There are an estimated three trillion trees on the planet, and some people believe that one day we will be able to map and measure every one. Though this goal may still be far away, researchers at the University of New Hampshire have found that understanding the influence of forest structure may be the key to improving tree mapping capabilities. They are finding the trees with lidar.

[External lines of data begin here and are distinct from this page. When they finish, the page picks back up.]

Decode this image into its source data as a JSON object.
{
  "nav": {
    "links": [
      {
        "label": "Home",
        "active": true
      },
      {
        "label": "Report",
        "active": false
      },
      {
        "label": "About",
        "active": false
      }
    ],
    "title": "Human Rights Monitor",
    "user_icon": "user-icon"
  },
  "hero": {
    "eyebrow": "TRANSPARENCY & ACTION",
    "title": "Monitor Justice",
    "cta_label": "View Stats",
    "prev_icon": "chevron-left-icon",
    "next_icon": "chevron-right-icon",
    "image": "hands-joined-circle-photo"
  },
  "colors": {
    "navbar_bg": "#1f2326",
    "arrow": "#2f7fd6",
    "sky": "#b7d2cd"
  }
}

The researchers looked at the factors influencing the ability to successfully apply automated tree crown delineation methods in temperate forests. Automated crown delineation – an approach for using LiDAR to segment the forest canopy into individual trees – allows researchers to derive meaningful information, including estimates of tree size, carbon stocks, or species identity. “This information can help us manage natural resources, improve climate models, or even track biodiversity,” says Jack Hastings, a graduate student leading the project.